• Prompt:
Report each line of the entries that includes "apps" by copying it.

◆ ◆ ◆ ◆ ◆

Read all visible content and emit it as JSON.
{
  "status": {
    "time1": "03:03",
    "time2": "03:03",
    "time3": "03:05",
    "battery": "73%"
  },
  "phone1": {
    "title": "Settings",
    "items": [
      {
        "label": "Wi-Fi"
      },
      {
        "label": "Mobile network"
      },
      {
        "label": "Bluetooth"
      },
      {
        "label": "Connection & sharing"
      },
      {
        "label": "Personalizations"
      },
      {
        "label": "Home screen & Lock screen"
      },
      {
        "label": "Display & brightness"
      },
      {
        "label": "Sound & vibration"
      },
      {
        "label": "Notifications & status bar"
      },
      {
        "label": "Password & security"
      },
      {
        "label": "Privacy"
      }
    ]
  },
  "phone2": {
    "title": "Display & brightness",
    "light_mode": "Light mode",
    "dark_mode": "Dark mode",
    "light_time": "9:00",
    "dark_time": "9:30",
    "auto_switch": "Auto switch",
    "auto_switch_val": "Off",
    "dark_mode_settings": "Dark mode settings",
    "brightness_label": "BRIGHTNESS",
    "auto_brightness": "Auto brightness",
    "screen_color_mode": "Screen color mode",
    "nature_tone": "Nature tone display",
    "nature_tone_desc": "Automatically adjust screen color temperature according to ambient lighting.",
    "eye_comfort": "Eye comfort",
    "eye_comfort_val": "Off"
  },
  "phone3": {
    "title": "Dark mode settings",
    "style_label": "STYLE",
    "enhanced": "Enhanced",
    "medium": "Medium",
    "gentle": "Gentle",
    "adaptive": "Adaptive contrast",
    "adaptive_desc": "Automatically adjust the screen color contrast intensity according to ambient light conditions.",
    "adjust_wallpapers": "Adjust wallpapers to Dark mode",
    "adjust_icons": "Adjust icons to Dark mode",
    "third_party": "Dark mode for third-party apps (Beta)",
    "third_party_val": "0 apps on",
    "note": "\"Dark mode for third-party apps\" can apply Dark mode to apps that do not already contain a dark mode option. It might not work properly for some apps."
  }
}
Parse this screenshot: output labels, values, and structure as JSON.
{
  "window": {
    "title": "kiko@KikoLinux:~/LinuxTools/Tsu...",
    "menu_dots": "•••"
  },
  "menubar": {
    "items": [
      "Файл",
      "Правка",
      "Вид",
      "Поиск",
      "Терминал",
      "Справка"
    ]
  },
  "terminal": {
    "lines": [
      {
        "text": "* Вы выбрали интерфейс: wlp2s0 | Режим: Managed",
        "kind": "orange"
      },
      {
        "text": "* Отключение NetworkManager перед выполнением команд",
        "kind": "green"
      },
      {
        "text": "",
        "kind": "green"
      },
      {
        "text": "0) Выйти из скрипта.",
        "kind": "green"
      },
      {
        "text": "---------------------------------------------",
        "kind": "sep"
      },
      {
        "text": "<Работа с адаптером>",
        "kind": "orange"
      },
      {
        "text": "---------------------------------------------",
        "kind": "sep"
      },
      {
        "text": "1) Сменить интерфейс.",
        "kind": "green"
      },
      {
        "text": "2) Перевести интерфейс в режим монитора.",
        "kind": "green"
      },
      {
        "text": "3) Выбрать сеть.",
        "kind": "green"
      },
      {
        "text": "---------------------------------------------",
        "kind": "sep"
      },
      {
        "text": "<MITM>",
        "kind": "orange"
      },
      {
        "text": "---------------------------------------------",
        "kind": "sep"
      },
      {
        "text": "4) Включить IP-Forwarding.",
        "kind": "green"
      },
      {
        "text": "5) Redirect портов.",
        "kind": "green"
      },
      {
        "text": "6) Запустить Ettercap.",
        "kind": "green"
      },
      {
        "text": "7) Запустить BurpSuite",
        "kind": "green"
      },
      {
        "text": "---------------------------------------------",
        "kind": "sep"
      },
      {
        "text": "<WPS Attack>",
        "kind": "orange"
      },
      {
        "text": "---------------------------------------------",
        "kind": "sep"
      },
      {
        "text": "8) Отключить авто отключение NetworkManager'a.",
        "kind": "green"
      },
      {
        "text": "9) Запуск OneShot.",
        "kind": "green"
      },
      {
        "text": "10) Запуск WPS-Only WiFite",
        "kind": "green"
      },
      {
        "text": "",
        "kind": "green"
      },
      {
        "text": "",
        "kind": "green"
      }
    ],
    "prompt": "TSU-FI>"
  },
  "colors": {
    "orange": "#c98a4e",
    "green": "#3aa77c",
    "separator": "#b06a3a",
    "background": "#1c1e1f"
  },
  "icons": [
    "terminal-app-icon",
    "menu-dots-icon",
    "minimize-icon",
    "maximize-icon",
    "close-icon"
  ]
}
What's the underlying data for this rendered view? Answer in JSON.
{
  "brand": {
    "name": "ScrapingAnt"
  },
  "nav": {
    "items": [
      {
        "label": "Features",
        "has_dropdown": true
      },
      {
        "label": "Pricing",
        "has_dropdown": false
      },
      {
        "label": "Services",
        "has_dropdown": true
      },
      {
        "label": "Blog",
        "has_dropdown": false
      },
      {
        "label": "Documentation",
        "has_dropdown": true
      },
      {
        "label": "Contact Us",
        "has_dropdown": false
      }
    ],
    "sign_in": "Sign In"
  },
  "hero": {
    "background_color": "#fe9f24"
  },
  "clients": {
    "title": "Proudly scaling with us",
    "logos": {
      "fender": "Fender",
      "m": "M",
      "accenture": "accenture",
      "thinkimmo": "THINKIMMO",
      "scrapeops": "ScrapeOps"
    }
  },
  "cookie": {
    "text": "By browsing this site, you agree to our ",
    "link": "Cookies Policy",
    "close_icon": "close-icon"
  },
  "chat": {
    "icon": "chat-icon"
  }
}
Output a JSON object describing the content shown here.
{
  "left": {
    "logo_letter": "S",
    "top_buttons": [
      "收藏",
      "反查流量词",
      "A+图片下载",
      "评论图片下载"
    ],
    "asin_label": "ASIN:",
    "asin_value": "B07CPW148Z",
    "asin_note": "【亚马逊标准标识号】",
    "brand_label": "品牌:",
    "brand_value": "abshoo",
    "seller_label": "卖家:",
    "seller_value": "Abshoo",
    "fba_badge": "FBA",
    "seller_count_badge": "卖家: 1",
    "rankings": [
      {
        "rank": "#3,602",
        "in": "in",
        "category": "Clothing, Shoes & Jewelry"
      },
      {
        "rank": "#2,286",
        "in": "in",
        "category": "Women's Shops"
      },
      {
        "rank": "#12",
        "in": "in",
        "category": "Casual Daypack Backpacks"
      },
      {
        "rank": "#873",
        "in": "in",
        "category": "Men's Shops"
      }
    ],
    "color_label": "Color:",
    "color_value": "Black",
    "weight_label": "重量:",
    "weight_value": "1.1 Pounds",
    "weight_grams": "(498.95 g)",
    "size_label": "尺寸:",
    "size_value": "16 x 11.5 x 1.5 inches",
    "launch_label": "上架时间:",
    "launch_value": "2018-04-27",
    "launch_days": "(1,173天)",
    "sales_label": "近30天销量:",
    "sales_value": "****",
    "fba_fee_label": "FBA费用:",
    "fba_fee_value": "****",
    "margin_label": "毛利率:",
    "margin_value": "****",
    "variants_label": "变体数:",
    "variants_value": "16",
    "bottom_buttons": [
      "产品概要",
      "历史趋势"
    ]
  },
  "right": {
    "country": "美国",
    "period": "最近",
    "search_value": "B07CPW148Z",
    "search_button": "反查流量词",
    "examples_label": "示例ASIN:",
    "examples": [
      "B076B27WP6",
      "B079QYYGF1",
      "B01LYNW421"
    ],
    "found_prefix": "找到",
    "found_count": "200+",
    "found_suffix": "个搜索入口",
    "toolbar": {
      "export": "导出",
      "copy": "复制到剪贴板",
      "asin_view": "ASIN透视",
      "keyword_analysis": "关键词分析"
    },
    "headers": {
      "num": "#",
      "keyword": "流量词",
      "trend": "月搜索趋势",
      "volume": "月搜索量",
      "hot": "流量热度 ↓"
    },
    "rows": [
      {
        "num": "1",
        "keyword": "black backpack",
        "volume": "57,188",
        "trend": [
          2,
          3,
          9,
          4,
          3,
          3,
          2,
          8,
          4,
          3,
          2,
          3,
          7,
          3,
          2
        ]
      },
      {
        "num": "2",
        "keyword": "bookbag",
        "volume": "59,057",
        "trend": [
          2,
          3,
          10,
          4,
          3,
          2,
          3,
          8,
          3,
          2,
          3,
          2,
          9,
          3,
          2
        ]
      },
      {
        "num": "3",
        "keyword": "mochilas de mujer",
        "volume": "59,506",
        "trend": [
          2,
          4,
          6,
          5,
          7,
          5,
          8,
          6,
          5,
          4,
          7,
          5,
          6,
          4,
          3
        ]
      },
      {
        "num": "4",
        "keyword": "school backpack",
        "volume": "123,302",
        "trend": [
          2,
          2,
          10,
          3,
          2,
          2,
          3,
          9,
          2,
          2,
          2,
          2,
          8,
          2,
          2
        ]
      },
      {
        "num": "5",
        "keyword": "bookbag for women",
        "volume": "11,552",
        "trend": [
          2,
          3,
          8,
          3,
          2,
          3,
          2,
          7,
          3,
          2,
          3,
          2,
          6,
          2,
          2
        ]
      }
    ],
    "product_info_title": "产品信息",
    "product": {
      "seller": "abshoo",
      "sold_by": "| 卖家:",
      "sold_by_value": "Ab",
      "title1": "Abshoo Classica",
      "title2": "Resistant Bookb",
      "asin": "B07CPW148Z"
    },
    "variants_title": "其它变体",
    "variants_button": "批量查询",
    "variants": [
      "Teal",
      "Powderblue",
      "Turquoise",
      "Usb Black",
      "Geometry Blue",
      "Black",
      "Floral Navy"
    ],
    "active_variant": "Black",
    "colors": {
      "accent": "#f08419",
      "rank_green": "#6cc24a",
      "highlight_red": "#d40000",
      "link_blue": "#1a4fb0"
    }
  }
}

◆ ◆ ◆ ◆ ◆

• Exercise answer:
    "third_party": "Dark mode for third-party apps (Beta)",
    "third_party_val": "0 apps on",
    "note": "\"Dark mode for third-party apps\" can apply Dark mode to apps that do not already contain a dark mode option. It might not work properly for some apps."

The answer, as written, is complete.